Phenolic Glycolipid Facilitates Mycobacterial Escape from Microbicidal Tissue-Resident Macrophages

30 Oct 2017

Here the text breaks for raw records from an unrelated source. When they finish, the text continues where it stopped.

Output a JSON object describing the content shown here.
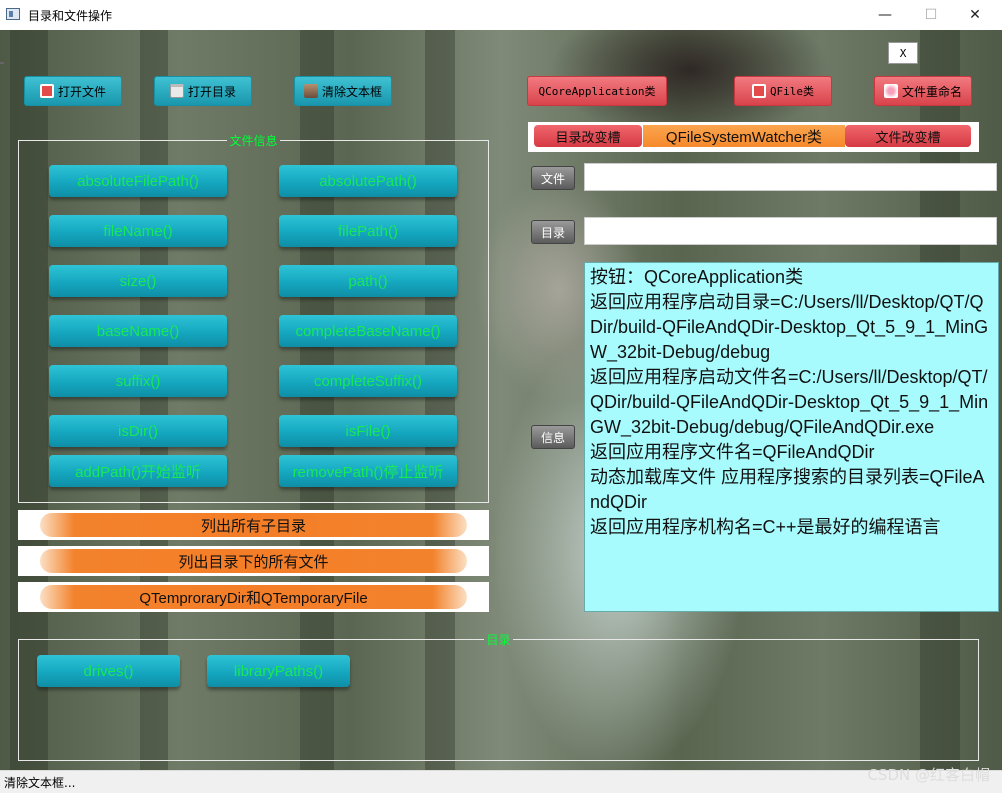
{
  "window": {
    "title": "目录和文件操作",
    "minimize": "—",
    "maximize": "☐",
    "close": "✕"
  },
  "toolbar": {
    "open_file": "打开文件",
    "open_dir": "打开目录",
    "clear_text": "清除文本框",
    "qcoreapp": "QCoreApplication类",
    "qfile": "QFile类",
    "rename": "文件重命名",
    "x_button": "X"
  },
  "file_info": {
    "legend": "文件信息",
    "buttons": [
      "absoluteFilePath()",
      "absolutePath()",
      "fileName()",
      "filePath()",
      "size()",
      "path()",
      "baseName()",
      "completeBaseName()",
      "suffix()",
      "completeSuffix()",
      "isDir()",
      "isFile()",
      "addPath()开始监听",
      "removePath()停止监听"
    ]
  },
  "list_buttons": [
    "列出所有子目录",
    "列出目录下的所有文件",
    "QTemproraryDir和QTemporaryFile"
  ],
  "dir_group": {
    "legend": "目录",
    "buttons": [
      "drives()",
      "libraryPaths()"
    ]
  },
  "watcher": {
    "dir_changed": "目录改变槽",
    "title": "QFileSystemWatcher类",
    "file_changed": "文件改变槽"
  },
  "labels": {
    "file": "文件",
    "dir": "目录",
    "info": "信息"
  },
  "file_input": {
    "value": ""
  },
  "dir_input": {
    "value": ""
  },
  "info_text": [
    "按钮：QCoreApplication类",
    "返回应用程序启动目录=C:/Users/ll/Desktop/QT/QDir/build-QFileAndQDir-Desktop_Qt_5_9_1_MinGW_32bit-Debug/debug",
    "返回应用程序启动文件名=C:/Users/ll/Desktop/QT/QDir/build-QFileAndQDir-Desktop_Qt_5_9_1_MinGW_32bit-Debug/debug/QFileAndQDir.exe",
    "返回应用程序文件名=QFileAndQDir",
    "动态加载库文件 应用程序搜索的目录列表=QFileAndQDir",
    "返回应用程序机构名=C++是最好的编程语言"
  ],
  "status": {
    "text": "清除文本框..."
  },
  "watermark": "CSDN @红客白帽",
  "colors": {
    "teal": "#14a7bf",
    "green_text": "#19e856",
    "orange": "#f47e27",
    "info_bg": "#a8fbfd",
    "red_button": "#d9434b"
  }
}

Mycobacterium tuberculosis (Mtb) enters the host in aerosol droplets deposited in lung alveoli, where the bacteria first encounter lung-resident alveolar macrophages. We studied the earliest mycobacterium-macrophage interactions in the optically transparent zebrafish. First-responding resident macrophages phagocytosed and eradicated infecting mycobacteria, suggesting that to establish a successful infection, mycobacteria must escape out of the initially infected resident macrophage into growth-permissive monocytes. We defined a critical role for mycobacterial membrane phenolic glycolipid (PGL) in engineering this transition. PGL activated the STING cytosolic sensing pathway in resident macrophages, inducing the production of the chemokine CCL2, which in turn recruited circulating CCR2+ monocytes towards infection. Transient fusion of infected macrophages with CCR2+ monocytes enabled bacterial transfer and subsequent dissemination, and interrupting this transfer so as to prolong mycobacterial sojourn in resident macrophages promoted clearing of infection. Human alveolar macrophages produced CCL2 upon Mtb infection, arguing for the potential of PGL-blocking interventions or PGL-targeting vaccine strategies in the prevention of tuberculosis.